--- MATERIAL TO PROCESS Enclosed Below ---

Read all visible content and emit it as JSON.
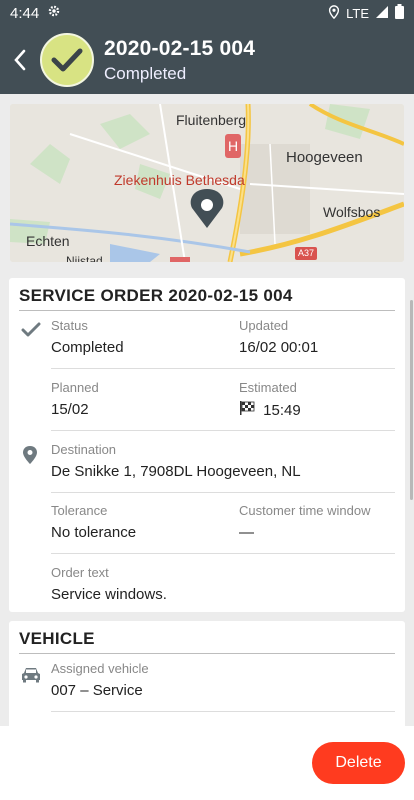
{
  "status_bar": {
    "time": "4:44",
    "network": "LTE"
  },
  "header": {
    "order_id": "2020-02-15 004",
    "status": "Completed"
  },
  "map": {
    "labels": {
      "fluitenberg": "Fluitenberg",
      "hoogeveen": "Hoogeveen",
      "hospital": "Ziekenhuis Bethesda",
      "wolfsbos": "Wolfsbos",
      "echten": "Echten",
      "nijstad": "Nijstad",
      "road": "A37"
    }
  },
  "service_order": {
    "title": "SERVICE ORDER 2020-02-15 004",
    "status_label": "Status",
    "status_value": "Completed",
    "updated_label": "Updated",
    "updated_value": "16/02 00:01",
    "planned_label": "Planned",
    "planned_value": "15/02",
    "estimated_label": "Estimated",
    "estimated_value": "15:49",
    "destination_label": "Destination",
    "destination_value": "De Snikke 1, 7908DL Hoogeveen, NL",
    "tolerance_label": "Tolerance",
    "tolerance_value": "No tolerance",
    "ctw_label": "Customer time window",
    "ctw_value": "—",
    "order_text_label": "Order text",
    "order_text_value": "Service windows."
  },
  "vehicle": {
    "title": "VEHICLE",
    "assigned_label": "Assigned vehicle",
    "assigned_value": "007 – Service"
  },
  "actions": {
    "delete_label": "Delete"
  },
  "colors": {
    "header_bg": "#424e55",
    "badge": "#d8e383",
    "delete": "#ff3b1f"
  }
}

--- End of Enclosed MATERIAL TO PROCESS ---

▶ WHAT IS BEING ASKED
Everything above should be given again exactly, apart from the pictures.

▶ SOLUTION FOR THIS EXERCISE
Read all visible content and emit it as JSON.
{
  "status_bar": {
    "time": "4:44",
    "network": "LTE"
  },
  "header": {
    "order_id": "2020-02-15 004",
    "status": "Completed"
  },
  "map": {
    "labels": {
      "fluitenberg": "Fluitenberg",
      "hoogeveen": "Hoogeveen",
      "hospital": "Ziekenhuis Bethesda",
      "wolfsbos": "Wolfsbos",
      "echten": "Echten",
      "nijstad": "Nijstad",
      "road": "A37"
    }
  },
  "service_order": {
    "title": "SERVICE ORDER 2020-02-15 004",
    "status_label": "Status",
    "status_value": "Completed",
    "updated_label": "Updated",
    "updated_value": "16/02 00:01",
    "planned_label": "Planned",
    "planned_value": "15/02",
    "estimated_label": "Estimated",
    "estimated_value": "15:49",
    "destination_label": "Destination",
    "destination_value": "De Snikke 1, 7908DL Hoogeveen, NL",
    "tolerance_label": "Tolerance",
    "tolerance_value": "No tolerance",
    "ctw_label": "Customer time window",
    "ctw_value": "—",
    "order_text_label": "Order text",
    "order_text_value": "Service windows."
  },
  "vehicle": {
    "title": "VEHICLE",
    "assigned_label": "Assigned vehicle",
    "assigned_value": "007 – Service"
  },
  "actions": {
    "delete_label": "Delete"
  },
  "colors": {
    "header_bg": "#424e55",
    "badge": "#d8e383",
    "delete": "#ff3b1f"
  }
}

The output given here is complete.